Too much office space has been allowed to spread out of Red Deer’s downtown into Capstone, and now Riverside Light Industrial Park, says Coun. Frank Wong.
Wong was the lone dissenting voice on city council Monday: He did not agree with rezoning about 20 former light industrial properties in Riverside to a new “industrial/commercial/mixed use” zoning.
Although several Riverside property owners had been pushing for more flexibility to lease space for offices and other commercial uses, Wong believes Red Deer is spreading its office space too widely.
Just last week, he noted, council reviewed a half-million-dollar grant program to help revitalize the downtown — and now council is effectively allowing downtown companies to leave for the Riverside area, south of Parkland Mall.
“They might think, there’s lots of parking there and land is cheaper, why not move?”
Wong noted the city previously pushed light industries out of the Capstone area in hopes that new offices and commercial outlets would move in.
This hasn’t happened yet, he added. “There haven’t been any land sales” west of Carnival Cinemas — even though the city spend about $50 million on re-aligning roads, relocating utilities and improving a major intersection.
Wong fears some remaining light industries in Riverside that don’t want commercial neighbours might leave for Red Deer County.
But other councillors did not agree.

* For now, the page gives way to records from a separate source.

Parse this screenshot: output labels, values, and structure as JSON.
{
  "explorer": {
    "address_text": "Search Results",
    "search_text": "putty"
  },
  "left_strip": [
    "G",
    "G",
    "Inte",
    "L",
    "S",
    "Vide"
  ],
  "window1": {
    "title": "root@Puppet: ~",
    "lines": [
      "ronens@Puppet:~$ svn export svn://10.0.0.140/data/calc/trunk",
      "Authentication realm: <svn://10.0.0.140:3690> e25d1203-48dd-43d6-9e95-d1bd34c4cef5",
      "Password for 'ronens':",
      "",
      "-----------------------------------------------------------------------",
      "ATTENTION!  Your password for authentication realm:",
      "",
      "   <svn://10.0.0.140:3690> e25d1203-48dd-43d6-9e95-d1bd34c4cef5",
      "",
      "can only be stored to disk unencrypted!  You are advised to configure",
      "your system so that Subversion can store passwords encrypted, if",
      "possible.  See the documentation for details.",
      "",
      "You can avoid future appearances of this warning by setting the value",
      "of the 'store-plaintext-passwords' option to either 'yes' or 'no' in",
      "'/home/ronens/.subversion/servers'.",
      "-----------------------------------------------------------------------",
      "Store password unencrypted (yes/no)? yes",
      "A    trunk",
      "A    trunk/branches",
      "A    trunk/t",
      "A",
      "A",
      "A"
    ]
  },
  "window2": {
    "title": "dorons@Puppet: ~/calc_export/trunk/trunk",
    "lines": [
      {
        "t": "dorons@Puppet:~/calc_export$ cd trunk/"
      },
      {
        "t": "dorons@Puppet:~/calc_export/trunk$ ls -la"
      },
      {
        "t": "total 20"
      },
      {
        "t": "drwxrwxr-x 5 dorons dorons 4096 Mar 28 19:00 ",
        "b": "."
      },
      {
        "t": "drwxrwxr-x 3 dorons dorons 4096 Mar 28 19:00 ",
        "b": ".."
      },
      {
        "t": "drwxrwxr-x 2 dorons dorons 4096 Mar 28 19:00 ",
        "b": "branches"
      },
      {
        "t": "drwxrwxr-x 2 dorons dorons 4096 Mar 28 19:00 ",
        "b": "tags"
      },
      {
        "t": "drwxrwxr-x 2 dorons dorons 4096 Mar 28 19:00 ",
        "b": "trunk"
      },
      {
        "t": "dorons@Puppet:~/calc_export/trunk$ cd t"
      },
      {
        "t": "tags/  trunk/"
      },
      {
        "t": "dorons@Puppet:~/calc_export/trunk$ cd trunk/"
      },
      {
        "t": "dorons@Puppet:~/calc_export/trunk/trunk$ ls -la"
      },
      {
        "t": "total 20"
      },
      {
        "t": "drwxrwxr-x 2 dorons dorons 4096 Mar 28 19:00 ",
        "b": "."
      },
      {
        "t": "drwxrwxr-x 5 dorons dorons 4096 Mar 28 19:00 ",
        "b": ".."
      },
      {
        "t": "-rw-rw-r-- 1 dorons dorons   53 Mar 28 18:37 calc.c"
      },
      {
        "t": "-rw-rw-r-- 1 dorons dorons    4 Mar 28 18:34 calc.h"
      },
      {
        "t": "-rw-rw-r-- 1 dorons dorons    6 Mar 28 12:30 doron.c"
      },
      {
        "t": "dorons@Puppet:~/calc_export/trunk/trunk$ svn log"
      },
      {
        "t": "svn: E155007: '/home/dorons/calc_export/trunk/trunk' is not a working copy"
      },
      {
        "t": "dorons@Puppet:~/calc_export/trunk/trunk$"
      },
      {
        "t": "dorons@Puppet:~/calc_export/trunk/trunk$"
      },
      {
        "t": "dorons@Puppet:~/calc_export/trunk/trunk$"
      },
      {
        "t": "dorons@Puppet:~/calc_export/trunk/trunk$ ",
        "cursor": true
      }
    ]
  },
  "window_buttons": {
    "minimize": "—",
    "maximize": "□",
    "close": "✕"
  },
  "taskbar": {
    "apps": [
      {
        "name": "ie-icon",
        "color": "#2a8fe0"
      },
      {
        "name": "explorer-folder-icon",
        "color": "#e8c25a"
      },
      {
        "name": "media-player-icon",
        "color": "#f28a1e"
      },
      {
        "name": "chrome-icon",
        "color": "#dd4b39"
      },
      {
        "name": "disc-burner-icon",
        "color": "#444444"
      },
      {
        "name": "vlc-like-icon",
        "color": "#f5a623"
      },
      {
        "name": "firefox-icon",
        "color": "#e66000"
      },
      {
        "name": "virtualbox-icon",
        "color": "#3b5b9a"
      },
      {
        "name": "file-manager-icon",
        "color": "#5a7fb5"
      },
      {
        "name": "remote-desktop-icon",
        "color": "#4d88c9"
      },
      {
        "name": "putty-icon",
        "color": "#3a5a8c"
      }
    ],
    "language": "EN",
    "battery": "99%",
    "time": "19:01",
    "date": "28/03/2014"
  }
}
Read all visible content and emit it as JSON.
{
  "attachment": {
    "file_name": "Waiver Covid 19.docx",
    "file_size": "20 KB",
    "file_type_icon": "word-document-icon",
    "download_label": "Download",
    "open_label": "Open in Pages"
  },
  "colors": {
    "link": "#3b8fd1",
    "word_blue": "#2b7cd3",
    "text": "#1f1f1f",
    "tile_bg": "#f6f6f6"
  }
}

Flexibility is key, said Coun. Lawrence Lee, since some business owners had previously cited the city’s inflexibility as the reason they moved to the county.
He called the initial Riverside rezoning approval a “welcome and long overdue shift…. We have a vision for the downtown, but we have to appreciate that that might not be everybody’s vision,” Lee added.
In starting the rezoning process, Coun. Michael Dawe noted that city council is responding to many existing property owners in Riverside who felt some more flexibility would be helpful.
In many cases, they already had their own offices in their buildings and just wanted to be able to rent to office tenants.
Dawe believes Red Deer has enough light industrial land left for its current and foreseeable needs — “maybe not 10 to 20 years down the road…”
A public hearing on the rezoning a portion of Riverside will be held on June 24. Anyone can send written concerns to the city before that date, or email their opinions during the videotaped hearing, which can be viewed on the city’s website.